▶ [WHAT TO WORK ON]: Go through the records and tally the lines that include the word "name". The answer is that total alone.

----- INFORMATION -----

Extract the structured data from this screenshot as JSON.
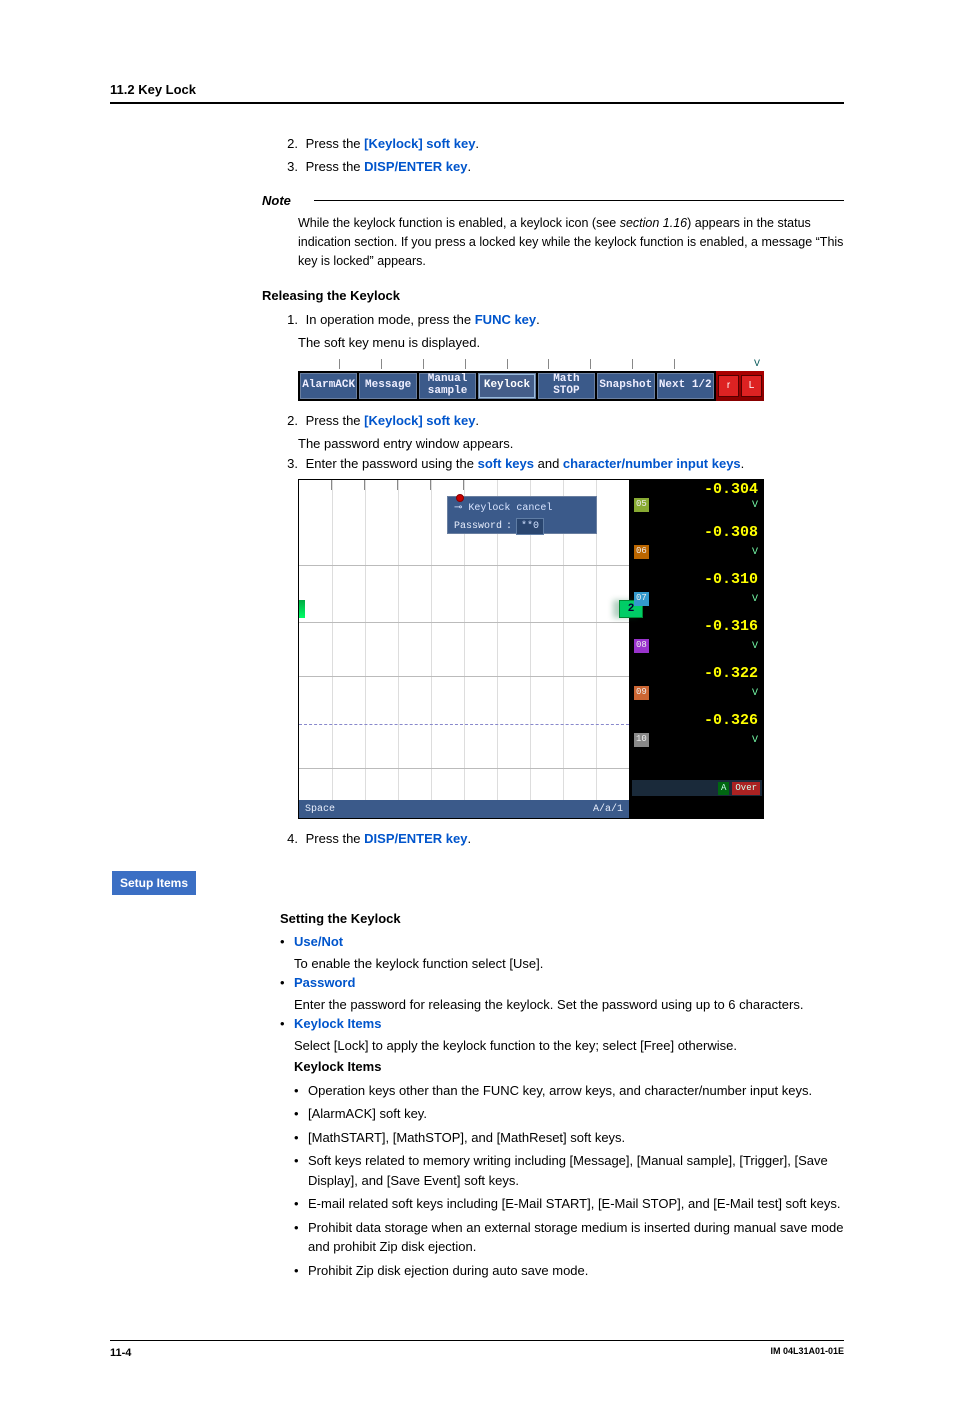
{
  "header": {
    "section": "11.2  Key Lock"
  },
  "top_steps": [
    {
      "n": "2.",
      "pre": "Press the ",
      "key": "[Keylock] soft key",
      "post": "."
    },
    {
      "n": "3.",
      "pre": "Press the ",
      "key": "DISP/ENTER key",
      "post": "."
    }
  ],
  "note": {
    "title": "Note",
    "body_a": "While the keylock function is enabled, a keylock icon (see ",
    "body_ref": "section 1.16",
    "body_b": ") appears in the status indication section.  If you press a locked key while the keylock function is enabled, a message “This key is locked” appears."
  },
  "releasing": {
    "title": "Releasing the Keylock",
    "s1_a": "In operation mode, press the ",
    "s1_key": "FUNC key",
    "s1_b": ".",
    "s1_sub": "The soft key menu is displayed.",
    "s2_a": "Press the ",
    "s2_key": "[Keylock] soft key",
    "s2_b": ".",
    "s2_sub": "The password entry window appears.",
    "s3_a": "Enter the password using the ",
    "s3_key1": "soft keys",
    "s3_mid": " and ",
    "s3_key2": "character/number input keys",
    "s3_b": ".",
    "s4_a": "Press the ",
    "s4_key": "DISP/ENTER key",
    "s4_b": "."
  },
  "softkeys": {
    "b1": "AlarmACK",
    "b2": "Message",
    "b3a": "Manual",
    "b3b": "sample",
    "b4": "Keylock",
    "b5a": "Math",
    "b5b": "STOP",
    "b6": "Snapshot",
    "b7": "Next 1/2",
    "tr": "V",
    "ind1": "r",
    "ind2": "L"
  },
  "pw": {
    "dlg_title": "Keylock cancel",
    "dlg_label": "Password",
    "dlg_val": "**0",
    "marker": "2",
    "bottom_l": "Space",
    "bottom_r": "A/a/1",
    "rtop": "-0.304",
    "ch": [
      {
        "tag": "05",
        "tagc": "t5",
        "unit": "V",
        "val": "-0.308"
      },
      {
        "tag": "06",
        "tagc": "t6",
        "unit": "V",
        "val": "-0.310"
      },
      {
        "tag": "07",
        "tagc": "t7",
        "unit": "V",
        "val": "-0.316"
      },
      {
        "tag": "08",
        "tagc": "t8",
        "unit": "V",
        "val": "-0.322"
      },
      {
        "tag": "09",
        "tagc": "t9",
        "unit": "V",
        "val": "-0.326"
      },
      {
        "tag": "10",
        "tagc": "t10",
        "unit": "V",
        "val": ""
      }
    ],
    "rb_a": "A",
    "rb_ov": "Over"
  },
  "setup": {
    "tag": "Setup Items",
    "title": "Setting the Keylock",
    "items": [
      {
        "name": "Use/Not",
        "desc": "To enable the keylock function select [Use]."
      },
      {
        "name": "Password",
        "desc": "Enter the password for releasing the keylock.  Set the password using up to 6 characters."
      },
      {
        "name": "Keylock Items",
        "desc": "Select [Lock] to apply the keylock function to the key; select [Free] otherwise."
      }
    ],
    "kl_title": "Keylock Items",
    "kl": [
      "Operation keys other than the FUNC key, arrow keys, and character/number input keys.",
      "[AlarmACK] soft key.",
      "[MathSTART], [MathSTOP], and [MathReset] soft keys.",
      "Soft keys related to memory writing including [Message], [Manual sample], [Trigger], [Save Display], and [Save Event] soft keys.",
      "E-mail related soft keys including [E-Mail START], [E-Mail STOP], and [E-Mail test] soft keys.",
      "Prohibit data storage when an external storage medium is inserted during manual save mode and prohibit Zip disk ejection.",
      "Prohibit Zip disk ejection during auto save mode."
    ]
  },
  "footer": {
    "page": "11-4",
    "doc": "IM 04L31A01-01E"
  }
}
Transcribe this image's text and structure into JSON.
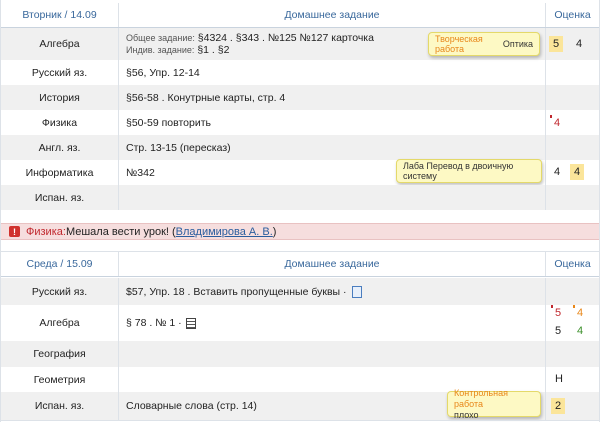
{
  "header_hw": "Домашнее задание",
  "header_grade": "Оценка",
  "days": [
    {
      "date": "Вторник / 14.09",
      "rows": [
        {
          "subject": "Алгебра",
          "hw_general": "Общее задание:",
          "hw_general_value": "§4324 . §343 . №125 №127 карточка",
          "hw_individual": "Индив. задание:",
          "hw_individual_value": "§1 . §2",
          "tip_kind": "Творческая работа",
          "tip_topic": "Оптика",
          "grades": [
            "5",
            "4"
          ]
        },
        {
          "subject": "Русский яз.",
          "hw": "§56, Упр. 12-14"
        },
        {
          "subject": "История",
          "hw": "§56-58 .  Конутрные карты, стр. 4"
        },
        {
          "subject": "Физика",
          "hw": "§50-59 повторить",
          "grades": [
            "4"
          ]
        },
        {
          "subject": "Англ. яз.",
          "hw": "Стр. 13-15 (пересказ)"
        },
        {
          "subject": "Информатика",
          "hw": "№342",
          "tip_text": "Лаба Перевод в двоичную систему",
          "grades": [
            "4",
            "4"
          ]
        },
        {
          "subject": "Испан. яз.",
          "hw": ""
        }
      ]
    },
    {
      "date": "Среда / 15.09",
      "rows": [
        {
          "subject": "Русский яз.",
          "hw": "$57, Упр. 18 .  Вставить пропущенные буквы  ·"
        },
        {
          "subject": "Алгебра",
          "hw": "§ 78 .  № 1  ·",
          "grades": [
            "5",
            "4",
            "5",
            "4"
          ]
        },
        {
          "subject": "География",
          "hw": ""
        },
        {
          "subject": "Геометрия",
          "hw": "",
          "grades": [
            "Н"
          ]
        },
        {
          "subject": "Испан. яз.",
          "hw": "Словарные слова (стр. 14)",
          "tip_text_1": "Контрольная работа",
          "tip_text_2": "плохо",
          "grades": [
            "2"
          ]
        }
      ]
    }
  ],
  "alert": {
    "badge": "!",
    "subject": "Физика:",
    "message": " Мешала вести урок! (",
    "teacher": "Владимирова А. В.",
    "close": ")"
  },
  "colors": {
    "accent": "#39689c",
    "grade_red": "#c0272d",
    "grade_green": "#3b8f2a",
    "grade_orange": "#e8871a",
    "highlight": "#fbe59a"
  }
}
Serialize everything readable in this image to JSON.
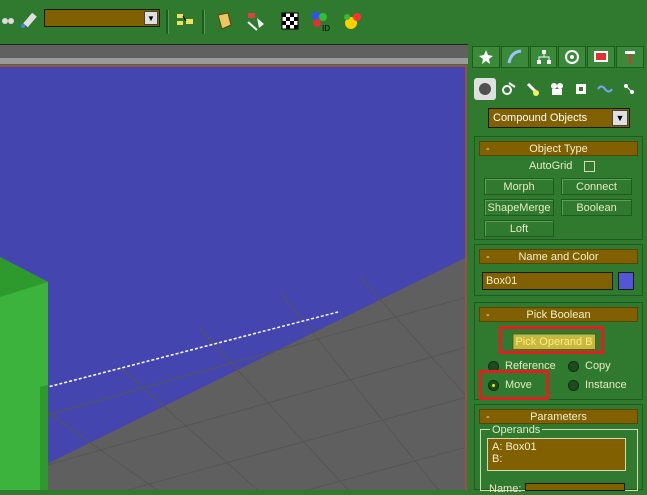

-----

▶ [EXPECTED ANSWER]: 3